Each record that follows should be repeated exactly, with no pictures carried over.
─── Records for this exercise ───
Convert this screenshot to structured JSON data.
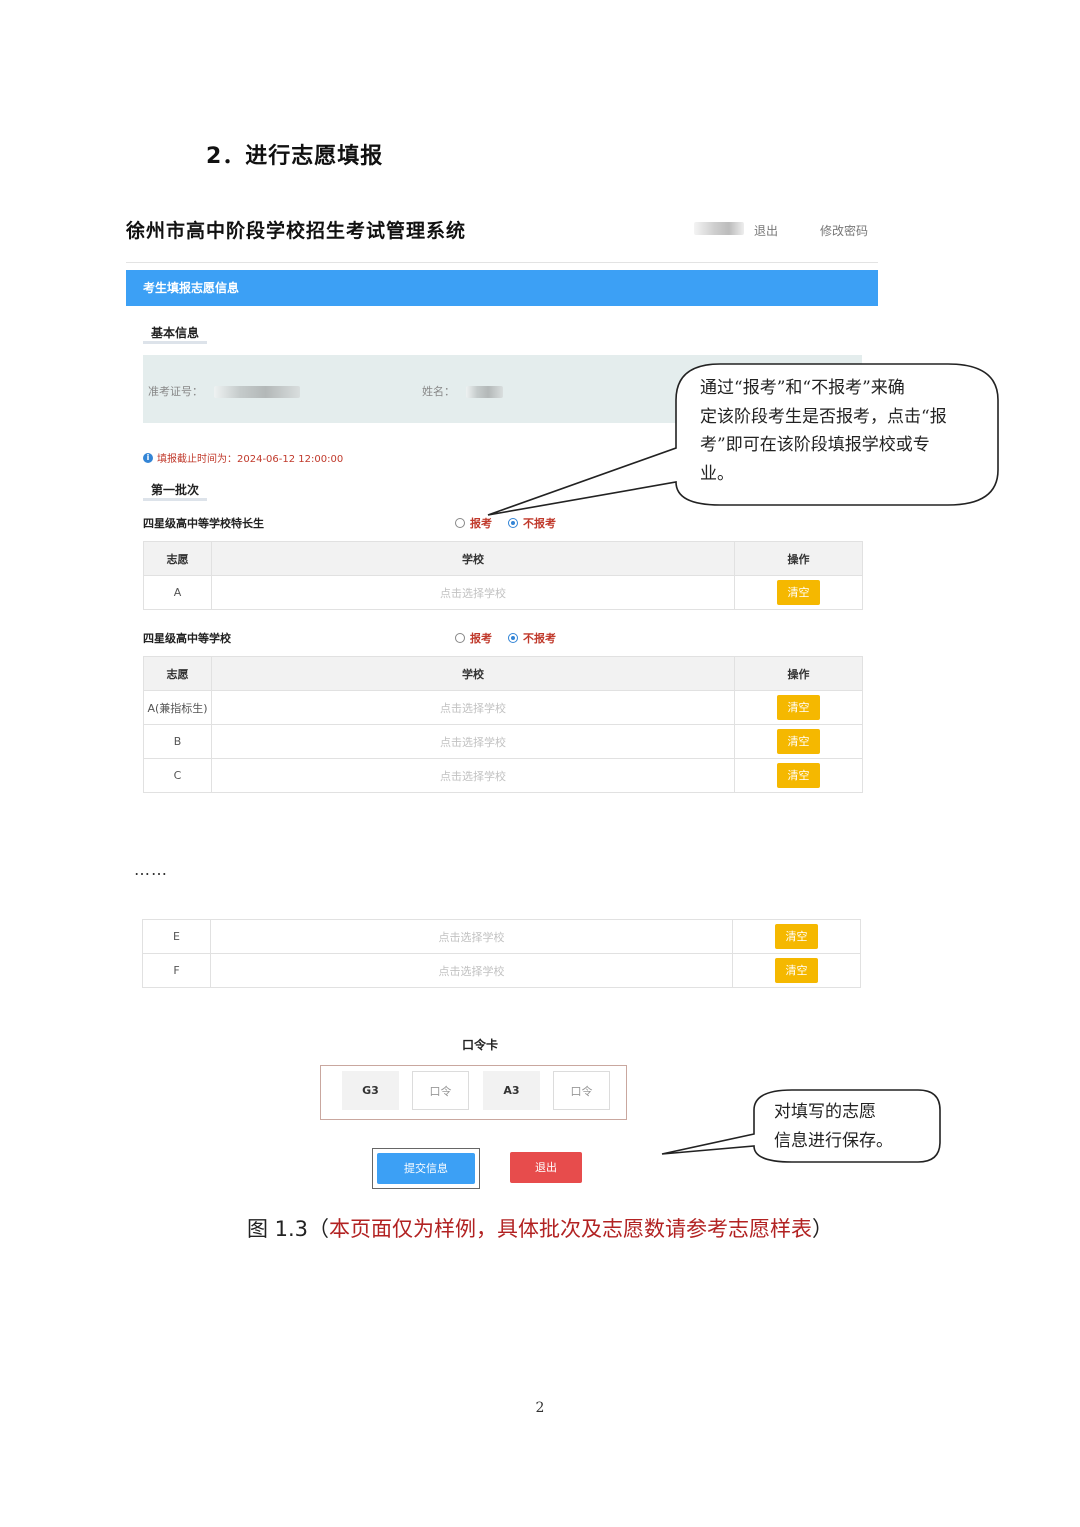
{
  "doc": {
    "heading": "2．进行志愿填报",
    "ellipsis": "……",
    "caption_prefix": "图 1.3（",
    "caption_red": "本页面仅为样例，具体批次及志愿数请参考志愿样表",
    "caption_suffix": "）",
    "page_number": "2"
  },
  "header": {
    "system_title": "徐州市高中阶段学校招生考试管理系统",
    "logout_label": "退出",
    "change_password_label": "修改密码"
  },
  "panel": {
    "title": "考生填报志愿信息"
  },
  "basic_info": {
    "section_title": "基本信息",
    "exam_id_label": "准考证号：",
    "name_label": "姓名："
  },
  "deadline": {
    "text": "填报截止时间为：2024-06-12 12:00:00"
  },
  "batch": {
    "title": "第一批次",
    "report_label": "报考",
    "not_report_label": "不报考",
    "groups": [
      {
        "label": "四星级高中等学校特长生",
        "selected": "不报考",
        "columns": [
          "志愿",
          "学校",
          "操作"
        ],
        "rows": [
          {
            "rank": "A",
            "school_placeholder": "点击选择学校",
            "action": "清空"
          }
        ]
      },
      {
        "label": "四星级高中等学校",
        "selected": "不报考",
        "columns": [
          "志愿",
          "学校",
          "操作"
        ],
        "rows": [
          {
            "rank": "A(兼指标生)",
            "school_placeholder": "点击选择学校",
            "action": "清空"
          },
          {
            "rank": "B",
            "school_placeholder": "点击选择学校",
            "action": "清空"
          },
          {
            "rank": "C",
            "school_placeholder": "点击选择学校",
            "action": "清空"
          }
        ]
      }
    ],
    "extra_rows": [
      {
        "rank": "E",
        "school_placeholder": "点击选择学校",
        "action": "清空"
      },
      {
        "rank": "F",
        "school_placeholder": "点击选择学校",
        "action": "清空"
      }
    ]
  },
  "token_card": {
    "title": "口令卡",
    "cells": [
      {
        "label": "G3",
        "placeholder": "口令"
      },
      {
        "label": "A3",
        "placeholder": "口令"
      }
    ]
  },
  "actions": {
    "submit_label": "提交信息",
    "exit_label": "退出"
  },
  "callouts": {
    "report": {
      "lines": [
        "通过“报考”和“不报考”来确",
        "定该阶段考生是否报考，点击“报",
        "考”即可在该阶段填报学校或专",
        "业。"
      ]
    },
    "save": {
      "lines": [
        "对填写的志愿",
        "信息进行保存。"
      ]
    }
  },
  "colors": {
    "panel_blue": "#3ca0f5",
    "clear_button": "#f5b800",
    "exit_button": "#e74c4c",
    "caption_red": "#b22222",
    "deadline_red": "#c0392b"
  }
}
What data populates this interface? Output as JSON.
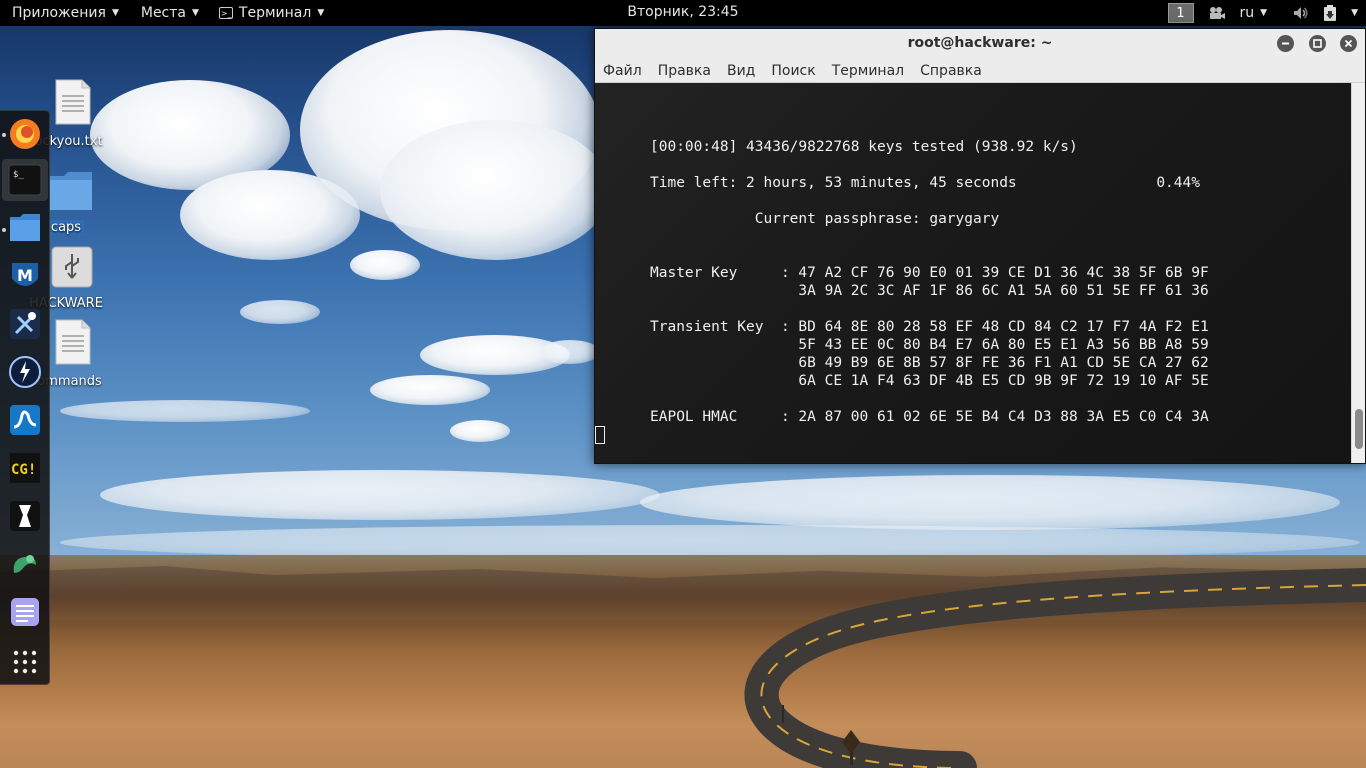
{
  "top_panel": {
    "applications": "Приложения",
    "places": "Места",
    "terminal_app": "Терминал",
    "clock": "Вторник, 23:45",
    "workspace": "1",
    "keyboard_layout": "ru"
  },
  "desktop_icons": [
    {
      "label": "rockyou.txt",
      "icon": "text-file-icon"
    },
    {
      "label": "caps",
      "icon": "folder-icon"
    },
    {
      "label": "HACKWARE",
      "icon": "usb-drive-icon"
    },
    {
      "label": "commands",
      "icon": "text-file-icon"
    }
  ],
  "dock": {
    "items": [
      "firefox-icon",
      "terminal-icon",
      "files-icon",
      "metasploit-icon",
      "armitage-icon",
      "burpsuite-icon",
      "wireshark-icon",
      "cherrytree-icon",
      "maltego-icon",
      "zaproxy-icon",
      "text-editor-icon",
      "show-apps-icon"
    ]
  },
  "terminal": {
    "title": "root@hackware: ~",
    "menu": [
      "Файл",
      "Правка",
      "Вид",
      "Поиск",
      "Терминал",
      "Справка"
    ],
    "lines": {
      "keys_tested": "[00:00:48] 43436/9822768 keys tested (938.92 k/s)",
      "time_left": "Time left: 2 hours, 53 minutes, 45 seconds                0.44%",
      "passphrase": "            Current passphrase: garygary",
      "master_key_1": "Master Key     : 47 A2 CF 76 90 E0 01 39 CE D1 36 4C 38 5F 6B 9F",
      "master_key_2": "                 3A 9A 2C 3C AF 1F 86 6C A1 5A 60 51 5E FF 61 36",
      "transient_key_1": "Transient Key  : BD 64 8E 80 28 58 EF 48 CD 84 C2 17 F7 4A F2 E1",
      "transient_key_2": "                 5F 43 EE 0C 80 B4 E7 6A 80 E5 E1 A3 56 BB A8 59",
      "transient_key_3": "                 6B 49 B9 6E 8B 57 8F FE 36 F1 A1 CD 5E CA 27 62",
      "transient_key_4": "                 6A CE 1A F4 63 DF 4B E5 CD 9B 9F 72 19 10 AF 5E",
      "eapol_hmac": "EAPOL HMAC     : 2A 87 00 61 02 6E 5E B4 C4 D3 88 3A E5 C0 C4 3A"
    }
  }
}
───
▸ Written answer
Convert this screenshot to structured JSON data.
{
  "doc": {
    "heading": "2．进行志愿填报",
    "ellipsis": "……",
    "caption_prefix": "图 1.3（",
    "caption_red": "本页面仅为样例，具体批次及志愿数请参考志愿样表",
    "caption_suffix": "）",
    "page_number": "2"
  },
  "header": {
    "system_title": "徐州市高中阶段学校招生考试管理系统",
    "logout_label": "退出",
    "change_password_label": "修改密码"
  },
  "panel": {
    "title": "考生填报志愿信息"
  },
  "basic_info": {
    "section_title": "基本信息",
    "exam_id_label": "准考证号：",
    "name_label": "姓名："
  },
  "deadline": {
    "text": "填报截止时间为：2024-06-12 12:00:00"
  },
  "batch": {
    "title": "第一批次",
    "report_label": "报考",
    "not_report_label": "不报考",
    "groups": [
      {
        "label": "四星级高中等学校特长生",
        "selected": "不报考",
        "columns": [
          "志愿",
          "学校",
          "操作"
        ],
        "rows": [
          {
            "rank": "A",
            "school_placeholder": "点击选择学校",
            "action": "清空"
          }
        ]
      },
      {
        "label": "四星级高中等学校",
        "selected": "不报考",
        "columns": [
          "志愿",
          "学校",
          "操作"
        ],
        "rows": [
          {
            "rank": "A(兼指标生)",
            "school_placeholder": "点击选择学校",
            "action": "清空"
          },
          {
            "rank": "B",
            "school_placeholder": "点击选择学校",
            "action": "清空"
          },
          {
            "rank": "C",
            "school_placeholder": "点击选择学校",
            "action": "清空"
          }
        ]
      }
    ],
    "extra_rows": [
      {
        "rank": "E",
        "school_placeholder": "点击选择学校",
        "action": "清空"
      },
      {
        "rank": "F",
        "school_placeholder": "点击选择学校",
        "action": "清空"
      }
    ]
  },
  "token_card": {
    "title": "口令卡",
    "cells": [
      {
        "label": "G3",
        "placeholder": "口令"
      },
      {
        "label": "A3",
        "placeholder": "口令"
      }
    ]
  },
  "actions": {
    "submit_label": "提交信息",
    "exit_label": "退出"
  },
  "callouts": {
    "report": {
      "lines": [
        "通过“报考”和“不报考”来确",
        "定该阶段考生是否报考，点击“报",
        "考”即可在该阶段填报学校或专",
        "业。"
      ]
    },
    "save": {
      "lines": [
        "对填写的志愿",
        "信息进行保存。"
      ]
    }
  },
  "colors": {
    "panel_blue": "#3ca0f5",
    "clear_button": "#f5b800",
    "exit_button": "#e74c4c",
    "caption_red": "#b22222",
    "deadline_red": "#c0392b"
  }
}
What data populates this interface? Output as JSON.
{
  "top_panel": {
    "applications": "Приложения",
    "places": "Места",
    "terminal_app": "Терминал",
    "clock": "Вторник, 23:45",
    "workspace": "1",
    "keyboard_layout": "ru"
  },
  "desktop_icons": [
    {
      "label": "rockyou.txt",
      "icon": "text-file-icon"
    },
    {
      "label": "caps",
      "icon": "folder-icon"
    },
    {
      "label": "HACKWARE",
      "icon": "usb-drive-icon"
    },
    {
      "label": "commands",
      "icon": "text-file-icon"
    }
  ],
  "dock": {
    "items": [
      "firefox-icon",
      "terminal-icon",
      "files-icon",
      "metasploit-icon",
      "armitage-icon",
      "burpsuite-icon",
      "wireshark-icon",
      "cherrytree-icon",
      "maltego-icon",
      "zaproxy-icon",
      "text-editor-icon",
      "show-apps-icon"
    ]
  },
  "terminal": {
    "title": "root@hackware: ~",
    "menu": [
      "Файл",
      "Правка",
      "Вид",
      "Поиск",
      "Терминал",
      "Справка"
    ],
    "lines": {
      "keys_tested": "[00:00:48] 43436/9822768 keys tested (938.92 k/s)",
      "time_left": "Time left: 2 hours, 53 minutes, 45 seconds                0.44%",
      "passphrase": "            Current passphrase: garygary",
      "master_key_1": "Master Key     : 47 A2 CF 76 90 E0 01 39 CE D1 36 4C 38 5F 6B 9F",
      "master_key_2": "                 3A 9A 2C 3C AF 1F 86 6C A1 5A 60 51 5E FF 61 36",
      "transient_key_1": "Transient Key  : BD 64 8E 80 28 58 EF 48 CD 84 C2 17 F7 4A F2 E1",
      "transient_key_2": "                 5F 43 EE 0C 80 B4 E7 6A 80 E5 E1 A3 56 BB A8 59",
      "transient_key_3": "                 6B 49 B9 6E 8B 57 8F FE 36 F1 A1 CD 5E CA 27 62",
      "transient_key_4": "                 6A CE 1A F4 63 DF 4B E5 CD 9B 9F 72 19 10 AF 5E",
      "eapol_hmac": "EAPOL HMAC     : 2A 87 00 61 02 6E 5E B4 C4 D3 88 3A E5 C0 C4 3A"
    }
  }
}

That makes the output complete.